“SMMEs haven’t got the security expertise to protect their systems, and they haven’t got the money,” Von Solms says. “They don’t attack the bank anymore – they attack the end-customer.” Small businesses often yield lucrative data, like credit card and personal information (remember that online purchase you made through a local craft store? That.) “In the UK and the US, the government has come forward to make [security resources] available for small companies. They know their cyberhealth is strategically important, on a national level,” Von Solms says. “There are companies whose entire business model is based on the Internet. If they are hacked and their business goes offline, it’s major. There are jobs on the line.”

Matt agrees. “The biggest issue with information security in South Africa will be government support. Without the support and understanding from government, we’re fighting a losing battle.”

The hackers are obsessed with locks. Physical locks – like the ones on your door or your suitcase. Some of them bring padlocks and lockpicks with them to the 0xC0ffees and spend the entire afternoon trying to work their mechanisms.

“It’s about muscle memory. It’s not something you can research,” one of them tells me.

Physical security is one of the most commonly neglected aspects of data protection. It’s often easier to break into a locked room, or a locked laptop bag, than it is to break into a secure network. At the first 0xC0ffee I attend, several of the hackers tell me one of the easiest ways to steal data is simply by sticking a USB drive into a computer and leaving it there. Most people don’t even notice a few centimetres of plastic sticking out the back of their tower or computer, and it can easily be retrieved a few days later. Increasingly, large companies or enterprises are taking steps to disable USB ports or impose encryption software on USB uploads and downloads, but it’s still a security gap. Whistleblower Edward Snowden used a thumb drive to smuggle documents out of the US National Security Agency – even though such devices were banned.

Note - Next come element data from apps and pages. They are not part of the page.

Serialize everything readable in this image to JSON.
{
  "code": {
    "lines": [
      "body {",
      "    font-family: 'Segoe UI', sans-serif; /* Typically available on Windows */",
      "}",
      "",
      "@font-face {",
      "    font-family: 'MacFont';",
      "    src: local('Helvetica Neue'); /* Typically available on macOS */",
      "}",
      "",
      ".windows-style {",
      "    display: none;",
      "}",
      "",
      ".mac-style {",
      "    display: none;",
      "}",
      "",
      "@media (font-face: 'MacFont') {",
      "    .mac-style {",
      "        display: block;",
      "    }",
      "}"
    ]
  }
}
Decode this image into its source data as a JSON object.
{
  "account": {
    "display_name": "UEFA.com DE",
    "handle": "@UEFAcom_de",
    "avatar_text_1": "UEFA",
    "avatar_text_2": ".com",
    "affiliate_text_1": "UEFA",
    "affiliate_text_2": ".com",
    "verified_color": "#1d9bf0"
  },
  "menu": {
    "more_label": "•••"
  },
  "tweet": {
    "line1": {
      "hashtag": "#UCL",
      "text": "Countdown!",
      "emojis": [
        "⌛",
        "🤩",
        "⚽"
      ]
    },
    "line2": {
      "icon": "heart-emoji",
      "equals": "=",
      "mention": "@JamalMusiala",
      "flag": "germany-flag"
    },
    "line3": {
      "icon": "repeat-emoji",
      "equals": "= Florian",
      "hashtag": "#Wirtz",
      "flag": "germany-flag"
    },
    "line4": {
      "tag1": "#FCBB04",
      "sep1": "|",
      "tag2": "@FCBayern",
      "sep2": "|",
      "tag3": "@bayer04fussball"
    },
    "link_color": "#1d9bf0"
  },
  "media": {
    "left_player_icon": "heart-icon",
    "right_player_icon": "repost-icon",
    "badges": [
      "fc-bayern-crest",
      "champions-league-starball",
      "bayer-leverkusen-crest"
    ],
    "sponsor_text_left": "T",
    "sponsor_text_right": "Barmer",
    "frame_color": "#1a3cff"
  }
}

Sometimes you don’t even have to break in – you just have to ask someone to hold the door open for you.

“These days you don’t go for the company,” says Gabriel, “you go straight for the systems administrator. The systems administrator holds the keys to the kingdom.”

Haroon Meer – formally the founder of Thinkst Applied Research, informally a total hacking legend (the 0xC0ffee guys whisper reverentially about how Meer once hacked a computer that was placed inside a locked room and disconnected from the Internet or any networks) – has blogged about this issue, commenting how, traditionally, access to “secrets” was usually only granted as individuals “progressed higher” within organisations. “This natural balance (mostly) worked since it tied the individuals future with the company’s future,” he wrote. What has changed, he explained, is that “entry level sysadmin9 (or dba) [system or database administrators]” have “access to the same secrets at minimum wage. Sitting at his desk, your junior network admin is (probably) able to read the email of every highly paid exec in the company.”

– Nechama Brodie